**Activity:**
Reproduce each line of the material exactly as it reads.

--- --- ---

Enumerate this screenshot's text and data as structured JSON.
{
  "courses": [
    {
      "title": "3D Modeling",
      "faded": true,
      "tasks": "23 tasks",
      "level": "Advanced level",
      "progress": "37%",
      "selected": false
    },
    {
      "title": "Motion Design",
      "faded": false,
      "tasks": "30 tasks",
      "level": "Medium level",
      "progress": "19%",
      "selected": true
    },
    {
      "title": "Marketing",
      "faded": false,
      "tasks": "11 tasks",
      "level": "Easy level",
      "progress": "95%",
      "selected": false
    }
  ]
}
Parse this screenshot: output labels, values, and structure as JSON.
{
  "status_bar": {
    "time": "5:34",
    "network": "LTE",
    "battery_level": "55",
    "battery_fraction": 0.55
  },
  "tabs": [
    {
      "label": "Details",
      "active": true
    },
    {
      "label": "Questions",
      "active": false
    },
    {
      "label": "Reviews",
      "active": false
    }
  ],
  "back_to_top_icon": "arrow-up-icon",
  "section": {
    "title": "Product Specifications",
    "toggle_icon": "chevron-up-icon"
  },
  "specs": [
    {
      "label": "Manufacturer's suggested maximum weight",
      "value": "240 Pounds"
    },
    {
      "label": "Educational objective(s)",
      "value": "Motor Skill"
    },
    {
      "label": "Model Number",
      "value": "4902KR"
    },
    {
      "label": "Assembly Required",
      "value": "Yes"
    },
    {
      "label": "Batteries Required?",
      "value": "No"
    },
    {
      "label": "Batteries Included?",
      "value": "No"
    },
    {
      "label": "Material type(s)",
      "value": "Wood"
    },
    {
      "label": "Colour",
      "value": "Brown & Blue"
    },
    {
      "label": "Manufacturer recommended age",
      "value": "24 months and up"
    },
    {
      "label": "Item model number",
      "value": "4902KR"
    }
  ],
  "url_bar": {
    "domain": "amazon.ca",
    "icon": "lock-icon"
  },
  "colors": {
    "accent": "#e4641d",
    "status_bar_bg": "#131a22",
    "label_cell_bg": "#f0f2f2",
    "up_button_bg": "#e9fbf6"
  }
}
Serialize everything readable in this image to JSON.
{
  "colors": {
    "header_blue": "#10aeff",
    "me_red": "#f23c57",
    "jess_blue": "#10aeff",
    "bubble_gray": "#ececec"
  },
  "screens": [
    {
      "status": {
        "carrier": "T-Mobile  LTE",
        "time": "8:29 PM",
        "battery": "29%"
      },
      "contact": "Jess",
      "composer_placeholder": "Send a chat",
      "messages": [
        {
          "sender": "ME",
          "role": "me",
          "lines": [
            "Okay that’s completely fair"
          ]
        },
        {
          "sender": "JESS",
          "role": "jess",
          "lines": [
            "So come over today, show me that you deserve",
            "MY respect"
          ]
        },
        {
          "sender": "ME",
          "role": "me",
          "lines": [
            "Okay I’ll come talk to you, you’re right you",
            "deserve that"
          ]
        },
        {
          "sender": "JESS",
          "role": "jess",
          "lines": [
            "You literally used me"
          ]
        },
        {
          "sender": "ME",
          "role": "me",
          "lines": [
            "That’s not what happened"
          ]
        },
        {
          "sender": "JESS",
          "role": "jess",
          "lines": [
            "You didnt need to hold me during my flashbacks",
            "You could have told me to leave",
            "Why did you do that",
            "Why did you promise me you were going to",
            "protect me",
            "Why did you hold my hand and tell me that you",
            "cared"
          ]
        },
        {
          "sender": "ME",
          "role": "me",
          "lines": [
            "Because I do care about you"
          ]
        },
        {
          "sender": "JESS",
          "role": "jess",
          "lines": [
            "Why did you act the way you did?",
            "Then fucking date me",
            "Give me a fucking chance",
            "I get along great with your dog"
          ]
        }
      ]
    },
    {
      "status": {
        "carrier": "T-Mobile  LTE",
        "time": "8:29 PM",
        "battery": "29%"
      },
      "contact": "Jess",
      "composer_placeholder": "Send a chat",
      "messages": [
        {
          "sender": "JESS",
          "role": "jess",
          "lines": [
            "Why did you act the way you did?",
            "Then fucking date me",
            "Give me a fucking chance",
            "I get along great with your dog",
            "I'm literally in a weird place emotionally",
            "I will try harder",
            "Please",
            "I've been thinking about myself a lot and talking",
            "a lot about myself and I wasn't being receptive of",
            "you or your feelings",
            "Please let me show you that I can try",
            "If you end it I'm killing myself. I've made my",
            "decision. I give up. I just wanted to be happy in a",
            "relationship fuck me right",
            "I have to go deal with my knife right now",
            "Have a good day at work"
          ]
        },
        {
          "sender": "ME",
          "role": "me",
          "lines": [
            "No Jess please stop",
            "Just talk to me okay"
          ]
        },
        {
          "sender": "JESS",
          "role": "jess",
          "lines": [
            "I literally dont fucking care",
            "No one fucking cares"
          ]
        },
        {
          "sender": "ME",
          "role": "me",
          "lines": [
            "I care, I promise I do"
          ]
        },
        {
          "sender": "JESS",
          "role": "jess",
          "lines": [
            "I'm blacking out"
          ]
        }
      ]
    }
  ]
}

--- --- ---

**Answer to the problem:**
Enumerate this screenshot's text and data as structured JSON.
{
  "courses": [
    {
      "title": "3D Modeling",
      "faded": true,
      "tasks": "23 tasks",
      "level": "Advanced level",
      "progress": "37%",
      "selected": false
    },
    {
      "title": "Motion Design",
      "faded": false,
      "tasks": "30 tasks",
      "level": "Medium level",
      "progress": "19%",
      "selected": true
    },
    {
      "title": "Marketing",
      "faded": false,
      "tasks": "11 tasks",
      "level": "Easy level",
      "progress": "95%",
      "selected": false
    }
  ]
}
Parse this screenshot: output labels, values, and structure as JSON.
{
  "status_bar": {
    "time": "5:34",
    "network": "LTE",
    "battery_level": "55",
    "battery_fraction": 0.55
  },
  "tabs": [
    {
      "label": "Details",
      "active": true
    },
    {
      "label": "Questions",
      "active": false
    },
    {
      "label": "Reviews",
      "active": false
    }
  ],
  "back_to_top_icon": "arrow-up-icon",
  "section": {
    "title": "Product Specifications",
    "toggle_icon": "chevron-up-icon"
  },
  "specs": [
    {
      "label": "Manufacturer's suggested maximum weight",
      "value": "240 Pounds"
    },
    {
      "label": "Educational objective(s)",
      "value": "Motor Skill"
    },
    {
      "label": "Model Number",
      "value": "4902KR"
    },
    {
      "label": "Assembly Required",
      "value": "Yes"
    },
    {
      "label": "Batteries Required?",
      "value": "No"
    },
    {
      "label": "Batteries Included?",
      "value": "No"
    },
    {
      "label": "Material type(s)",
      "value": "Wood"
    },
    {
      "label": "Colour",
      "value": "Brown & Blue"
    },
    {
      "label": "Manufacturer recommended age",
      "value": "24 months and up"
    },
    {
      "label": "Item model number",
      "value": "4902KR"
    }
  ],
  "url_bar": {
    "domain": "amazon.ca",
    "icon": "lock-icon"
  },
  "colors": {
    "accent": "#e4641d",
    "status_bar_bg": "#131a22",
    "label_cell_bg": "#f0f2f2",
    "up_button_bg": "#e9fbf6"
  }
}
Serialize everything readable in this image to JSON.
{
  "colors": {
    "header_blue": "#10aeff",
    "me_red": "#f23c57",
    "jess_blue": "#10aeff",
    "bubble_gray": "#ececec"
  },
  "screens": [
    {
      "status": {
        "carrier": "T-Mobile  LTE",
        "time": "8:29 PM",
        "battery": "29%"
      },
      "contact": "Jess",
      "composer_placeholder": "Send a chat",
      "messages": [
        {
          "sender": "ME",
          "role": "me",
          "lines": [
            "Okay that’s completely fair"
          ]
        },
        {
          "sender": "JESS",
          "role": "jess",
          "lines": [
            "So come over today, show me that you deserve",
            "MY respect"
          ]
        },
        {
          "sender": "ME",
          "role": "me",
          "lines": [
            "Okay I’ll come talk to you, you’re right you",
            "deserve that"
          ]
        },
        {
          "sender": "JESS",
          "role": "jess",
          "lines": [
            "You literally used me"
          ]
        },
        {
          "sender": "ME",
          "role": "me",
          "lines": [
            "That’s not what happened"
          ]
        },
        {
          "sender": "JESS",
          "role": "jess",
          "lines": [
            "You didnt need to hold me during my flashbacks",
            "You could have told me to leave",
            "Why did you do that",
            "Why did you promise me you were going to",
            "protect me",
            "Why did you hold my hand and tell me that you",
            "cared"
          ]
        },
        {
          "sender": "ME",
          "role": "me",
          "lines": [
            "Because I do care about you"
          ]
        },
        {
          "sender": "JESS",
          "role": "jess",
          "lines": [
            "Why did you act the way you did?",
            "Then fucking date me",
            "Give me a fucking chance",
            "I get along great with your dog"
          ]
        }
      ]
    },
    {
      "status": {
        "carrier": "T-Mobile  LTE",
        "time": "8:29 PM",
        "battery": "29%"
      },
      "contact": "Jess",
      "composer_placeholder": "Send a chat",
      "messages": [
        {
          "sender": "JESS",
          "role": "jess",
          "lines": [
            "Why did you act the way you did?",
            "Then fucking date me",
            "Give me a fucking chance",
            "I get along great with your dog",
            "I'm literally in a weird place emotionally",
            "I will try harder",
            "Please",
            "I've been thinking about myself a lot and talking",
            "a lot about myself and I wasn't being receptive of",
            "you or your feelings",
            "Please let me show you that I can try",
            "If you end it I'm killing myself. I've made my",
            "decision. I give up. I just wanted to be happy in a",
            "relationship fuck me right",
            "I have to go deal with my knife right now",
            "Have a good day at work"
          ]
        },
        {
          "sender": "ME",
          "role": "me",
          "lines": [
            "No Jess please stop",
            "Just talk to me okay"
          ]
        },
        {
          "sender": "JESS",
          "role": "jess",
          "lines": [
            "I literally dont fucking care",
            "No one fucking cares"
          ]
        },
        {
          "sender": "ME",
          "role": "me",
          "lines": [
            "I care, I promise I do"
          ]
        },
        {
          "sender": "JESS",
          "role": "jess",
          "lines": [
            "I'm blacking out"
          ]
        }
      ]
    }
  ]
}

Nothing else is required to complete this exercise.